By M. Horatius Piscinus
"This essay-cycle concerns the murder of Appuleius Saturninus, and the trial of Rabirius for the crime some 47 years later. It is an interesting tale, its characters well known. Marius, the prosecuting tribune Titus Labienus, the praetor Julius Caesar sitting as judge, Consul Cicero speaking for the defense, Q. Caelius Metellus Celer as the opposing praetor, his wife Clodia, her lover Catullus, her brother P. Clodius Pulcher, all in the few short months leading up to the Catalina episode."
"Every tale should have a clear beginning and a definite end. But this is a tale of a feud. A feud not between two rival political factions, as it is often portrayed, but a family feud lasting over generations."
In 103 BCE the tribunus plebis Appuleius Saturninus passed a series of measures: drastically reducing the price of the monthly corn ration, establishment of new permanent courts to hear cases of maiestas which broadened the definition of what constituted treason (the Lex Appulia will come into play later), and the distribution of land in North Africa to the veterans of Marius Numidia campaign. His colleague, tribunus plebis G. Servilius Glaucia introduced a separate law restoring the Equites to a position where they constituted the permanent tribunals.
In 102 Numidius was censor and tried to have both Saturninus and Glaucia removed from the Senate. The Senatorial Party was opposed to Saturninus' agrarian law that gave land to Marius veterans. Marius had of course first upset them by recruiting the urban poor into his army. The fact that Marius had won the war with this rabble of sewer scum, where Numidius had failed with an army of Roman gentry, was just too much of an insult to Numidius dignity.
In 100 BCE Saturninus was again elected as Tribunus Plebis, with Glaucia now as Praetor, and Marius was in his sixth consulship. Saturninus proposed a new agrarian bill, giving land to Marius veterans of the Cimbri campaign in Cisalpine Gaul, establishing Latin colonies in Sicily, Macedonia and Achaea, and granting citizenship to those Italians who had sent troops to fight in the German campaigns. By this time the majority of troops in Roman legions were Italians, but not citizens, and Saturninus proposed to correct that.
Saturninus won reelection as tribunus plebis for 99. Glaucia had attempted to run as consul, but the Senate disallowed his candidacy. Disorder broke out. Saturninus arranged for the assassination of G. Memmius who was the Senates candidate for consul. So no elections were being held for the consulship. The Senate made some moves against Saturninus, and Saturninus and Glaucia seized the Capitoline.

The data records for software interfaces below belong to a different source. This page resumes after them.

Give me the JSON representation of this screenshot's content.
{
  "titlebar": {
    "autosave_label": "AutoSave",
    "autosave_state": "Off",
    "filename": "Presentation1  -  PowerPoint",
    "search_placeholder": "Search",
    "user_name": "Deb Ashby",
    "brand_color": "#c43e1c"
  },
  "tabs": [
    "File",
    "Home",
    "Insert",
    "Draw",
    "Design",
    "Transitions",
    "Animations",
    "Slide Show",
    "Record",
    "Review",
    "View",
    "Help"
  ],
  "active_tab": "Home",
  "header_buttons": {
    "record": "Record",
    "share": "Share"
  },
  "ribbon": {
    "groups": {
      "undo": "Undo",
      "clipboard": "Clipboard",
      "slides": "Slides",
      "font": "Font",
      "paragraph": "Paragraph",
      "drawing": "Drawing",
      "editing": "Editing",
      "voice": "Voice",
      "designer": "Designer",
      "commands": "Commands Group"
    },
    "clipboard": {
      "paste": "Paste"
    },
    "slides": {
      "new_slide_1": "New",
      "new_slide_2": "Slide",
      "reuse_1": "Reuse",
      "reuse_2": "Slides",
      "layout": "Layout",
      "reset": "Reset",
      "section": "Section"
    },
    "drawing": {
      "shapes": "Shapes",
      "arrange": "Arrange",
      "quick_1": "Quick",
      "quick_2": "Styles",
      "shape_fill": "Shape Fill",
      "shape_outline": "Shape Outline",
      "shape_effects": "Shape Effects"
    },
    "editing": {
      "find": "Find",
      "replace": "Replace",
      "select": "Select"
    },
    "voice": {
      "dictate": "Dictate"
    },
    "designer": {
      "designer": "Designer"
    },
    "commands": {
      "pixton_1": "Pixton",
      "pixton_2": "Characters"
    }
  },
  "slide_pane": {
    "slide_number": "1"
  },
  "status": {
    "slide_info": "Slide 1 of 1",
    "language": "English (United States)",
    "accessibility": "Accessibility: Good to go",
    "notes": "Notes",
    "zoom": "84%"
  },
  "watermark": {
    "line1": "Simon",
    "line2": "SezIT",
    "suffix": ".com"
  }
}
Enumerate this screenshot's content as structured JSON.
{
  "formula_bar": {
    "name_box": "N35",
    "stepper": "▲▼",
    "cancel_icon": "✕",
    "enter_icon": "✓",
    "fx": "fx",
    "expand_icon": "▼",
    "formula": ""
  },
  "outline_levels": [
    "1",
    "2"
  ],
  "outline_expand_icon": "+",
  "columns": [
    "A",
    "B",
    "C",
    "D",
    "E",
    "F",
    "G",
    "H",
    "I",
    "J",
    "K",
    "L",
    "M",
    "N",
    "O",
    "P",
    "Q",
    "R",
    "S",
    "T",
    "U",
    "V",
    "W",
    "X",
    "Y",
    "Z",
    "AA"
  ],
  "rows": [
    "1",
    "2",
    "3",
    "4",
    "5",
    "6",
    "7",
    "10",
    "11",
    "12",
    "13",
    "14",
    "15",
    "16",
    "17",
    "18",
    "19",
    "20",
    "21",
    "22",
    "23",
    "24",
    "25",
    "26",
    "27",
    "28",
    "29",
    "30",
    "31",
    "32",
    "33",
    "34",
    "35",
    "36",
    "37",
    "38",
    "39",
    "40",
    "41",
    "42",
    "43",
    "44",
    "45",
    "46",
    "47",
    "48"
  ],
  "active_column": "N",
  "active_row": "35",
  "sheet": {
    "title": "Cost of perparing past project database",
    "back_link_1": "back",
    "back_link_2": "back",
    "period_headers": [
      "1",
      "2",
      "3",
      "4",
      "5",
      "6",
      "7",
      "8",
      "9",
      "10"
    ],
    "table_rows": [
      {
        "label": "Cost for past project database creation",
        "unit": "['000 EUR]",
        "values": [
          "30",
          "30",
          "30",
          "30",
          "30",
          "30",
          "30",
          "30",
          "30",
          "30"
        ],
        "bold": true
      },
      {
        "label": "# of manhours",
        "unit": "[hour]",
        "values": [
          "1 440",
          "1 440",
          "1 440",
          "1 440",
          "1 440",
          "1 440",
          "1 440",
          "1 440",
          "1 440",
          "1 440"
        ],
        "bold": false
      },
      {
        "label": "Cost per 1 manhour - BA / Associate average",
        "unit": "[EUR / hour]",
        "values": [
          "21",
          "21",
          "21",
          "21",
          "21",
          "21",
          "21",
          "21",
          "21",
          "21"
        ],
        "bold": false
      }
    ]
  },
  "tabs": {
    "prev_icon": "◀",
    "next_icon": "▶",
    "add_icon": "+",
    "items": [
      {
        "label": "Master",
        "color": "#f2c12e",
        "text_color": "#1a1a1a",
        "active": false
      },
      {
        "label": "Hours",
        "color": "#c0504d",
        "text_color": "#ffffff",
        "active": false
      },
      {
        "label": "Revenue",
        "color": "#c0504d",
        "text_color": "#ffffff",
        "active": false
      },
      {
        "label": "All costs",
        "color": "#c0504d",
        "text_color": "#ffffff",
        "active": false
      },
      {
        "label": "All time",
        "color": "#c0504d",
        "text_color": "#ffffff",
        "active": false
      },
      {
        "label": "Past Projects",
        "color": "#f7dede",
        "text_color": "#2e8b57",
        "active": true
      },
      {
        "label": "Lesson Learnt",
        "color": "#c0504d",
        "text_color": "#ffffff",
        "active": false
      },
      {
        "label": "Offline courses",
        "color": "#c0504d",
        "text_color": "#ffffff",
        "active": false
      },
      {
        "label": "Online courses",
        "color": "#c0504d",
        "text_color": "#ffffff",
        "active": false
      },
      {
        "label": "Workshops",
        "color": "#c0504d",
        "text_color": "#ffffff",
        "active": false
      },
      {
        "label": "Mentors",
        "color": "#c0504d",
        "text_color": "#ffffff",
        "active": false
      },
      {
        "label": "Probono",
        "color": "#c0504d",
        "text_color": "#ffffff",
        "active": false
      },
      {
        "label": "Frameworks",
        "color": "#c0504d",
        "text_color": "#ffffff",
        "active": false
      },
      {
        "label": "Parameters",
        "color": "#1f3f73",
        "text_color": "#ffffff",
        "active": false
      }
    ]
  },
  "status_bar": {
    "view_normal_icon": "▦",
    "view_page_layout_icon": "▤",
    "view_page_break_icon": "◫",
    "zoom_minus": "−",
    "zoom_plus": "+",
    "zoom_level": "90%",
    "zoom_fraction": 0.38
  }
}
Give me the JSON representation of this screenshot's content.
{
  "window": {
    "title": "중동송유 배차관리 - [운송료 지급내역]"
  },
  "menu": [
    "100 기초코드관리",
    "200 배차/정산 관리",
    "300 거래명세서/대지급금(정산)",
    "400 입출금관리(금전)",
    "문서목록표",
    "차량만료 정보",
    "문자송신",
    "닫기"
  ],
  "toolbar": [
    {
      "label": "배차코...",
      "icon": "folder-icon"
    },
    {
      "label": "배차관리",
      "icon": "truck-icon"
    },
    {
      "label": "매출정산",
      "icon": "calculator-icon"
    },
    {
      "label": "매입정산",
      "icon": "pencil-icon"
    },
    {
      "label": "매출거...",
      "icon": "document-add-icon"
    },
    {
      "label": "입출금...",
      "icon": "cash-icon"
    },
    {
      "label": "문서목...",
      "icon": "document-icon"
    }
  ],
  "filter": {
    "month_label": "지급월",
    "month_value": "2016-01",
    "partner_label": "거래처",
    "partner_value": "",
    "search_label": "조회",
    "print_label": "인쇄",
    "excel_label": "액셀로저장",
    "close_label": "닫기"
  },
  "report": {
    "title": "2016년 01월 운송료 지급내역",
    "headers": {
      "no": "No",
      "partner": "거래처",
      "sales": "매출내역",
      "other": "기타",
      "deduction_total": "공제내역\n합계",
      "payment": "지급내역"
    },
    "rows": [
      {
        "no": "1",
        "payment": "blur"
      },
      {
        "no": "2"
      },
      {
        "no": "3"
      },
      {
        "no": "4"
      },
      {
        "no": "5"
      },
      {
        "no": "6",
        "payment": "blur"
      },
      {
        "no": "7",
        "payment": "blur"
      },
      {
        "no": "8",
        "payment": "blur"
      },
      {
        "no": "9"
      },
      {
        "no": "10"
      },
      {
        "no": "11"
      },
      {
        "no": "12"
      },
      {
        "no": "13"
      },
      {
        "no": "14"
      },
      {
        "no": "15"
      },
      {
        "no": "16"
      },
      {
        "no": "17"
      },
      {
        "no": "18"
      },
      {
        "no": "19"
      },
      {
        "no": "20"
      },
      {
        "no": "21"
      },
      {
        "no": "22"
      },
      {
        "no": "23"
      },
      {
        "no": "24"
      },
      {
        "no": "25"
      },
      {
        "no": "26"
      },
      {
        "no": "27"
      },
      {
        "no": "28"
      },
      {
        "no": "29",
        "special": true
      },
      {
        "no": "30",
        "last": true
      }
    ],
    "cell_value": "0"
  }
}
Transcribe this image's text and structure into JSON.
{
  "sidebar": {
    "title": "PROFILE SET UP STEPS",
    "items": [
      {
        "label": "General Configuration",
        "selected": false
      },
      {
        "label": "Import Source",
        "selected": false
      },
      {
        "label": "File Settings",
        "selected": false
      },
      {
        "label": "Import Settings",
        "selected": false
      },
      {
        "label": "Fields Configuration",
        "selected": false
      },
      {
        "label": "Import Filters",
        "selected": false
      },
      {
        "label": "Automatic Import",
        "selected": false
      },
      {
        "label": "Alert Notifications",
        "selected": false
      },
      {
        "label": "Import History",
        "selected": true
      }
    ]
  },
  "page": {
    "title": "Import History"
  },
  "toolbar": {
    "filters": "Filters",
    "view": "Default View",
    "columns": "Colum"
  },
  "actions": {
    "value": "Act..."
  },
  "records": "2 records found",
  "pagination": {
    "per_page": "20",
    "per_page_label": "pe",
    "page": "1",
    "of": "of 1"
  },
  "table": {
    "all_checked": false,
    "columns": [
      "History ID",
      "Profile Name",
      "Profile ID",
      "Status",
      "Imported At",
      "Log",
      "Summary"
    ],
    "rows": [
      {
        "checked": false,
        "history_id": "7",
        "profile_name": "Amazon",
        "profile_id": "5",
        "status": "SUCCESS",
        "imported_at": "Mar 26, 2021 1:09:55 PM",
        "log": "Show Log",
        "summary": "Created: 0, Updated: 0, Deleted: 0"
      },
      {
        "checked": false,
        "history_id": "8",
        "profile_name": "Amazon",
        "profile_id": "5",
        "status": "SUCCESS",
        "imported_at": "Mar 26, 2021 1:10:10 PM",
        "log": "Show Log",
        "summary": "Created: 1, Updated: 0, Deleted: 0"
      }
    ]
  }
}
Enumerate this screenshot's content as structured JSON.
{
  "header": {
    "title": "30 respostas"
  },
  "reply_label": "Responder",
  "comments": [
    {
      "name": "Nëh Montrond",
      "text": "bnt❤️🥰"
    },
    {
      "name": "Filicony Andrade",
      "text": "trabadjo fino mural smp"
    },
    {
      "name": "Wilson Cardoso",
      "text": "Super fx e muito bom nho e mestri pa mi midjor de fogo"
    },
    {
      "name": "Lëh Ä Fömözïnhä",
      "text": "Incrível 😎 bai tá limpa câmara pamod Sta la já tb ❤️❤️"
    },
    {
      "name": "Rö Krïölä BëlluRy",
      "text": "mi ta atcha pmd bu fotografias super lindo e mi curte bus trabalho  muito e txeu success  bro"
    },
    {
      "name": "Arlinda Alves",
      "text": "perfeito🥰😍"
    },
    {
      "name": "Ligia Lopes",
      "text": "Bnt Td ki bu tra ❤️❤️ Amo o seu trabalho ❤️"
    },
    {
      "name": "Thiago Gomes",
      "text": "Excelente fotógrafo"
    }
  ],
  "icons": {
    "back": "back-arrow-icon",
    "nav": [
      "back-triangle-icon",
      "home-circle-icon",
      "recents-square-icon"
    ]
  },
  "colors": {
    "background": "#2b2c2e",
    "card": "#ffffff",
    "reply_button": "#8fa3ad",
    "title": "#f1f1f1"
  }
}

The senate passed a senatusconsultum ultima calling on the consuls to restore order. One of the consuls, however, was Gaius Marius. Marius brought his troops into Rome. Ostensibly they were there to quell the riots and seize Saturninus, but also as a reminder to the Senate that it was his veterans who had been promised land, and that his present legionaries expected no less. There is some conflicting reports about Marius role in this affair. The general interpretation is that after being allied with Saturninus so long, Marius withdrew his support because of what appeared to be the excesses of Saturninus that were leading to what Cicero would later call rule by the tribunes. Assured of Marius protection, Saturninus and Glaucia entered the Senate to negotiate a resolution of the situation that would allow an election of the consuls to take place. The Senate locked its doors behind them, and then murdered Saturninus and Glaucia.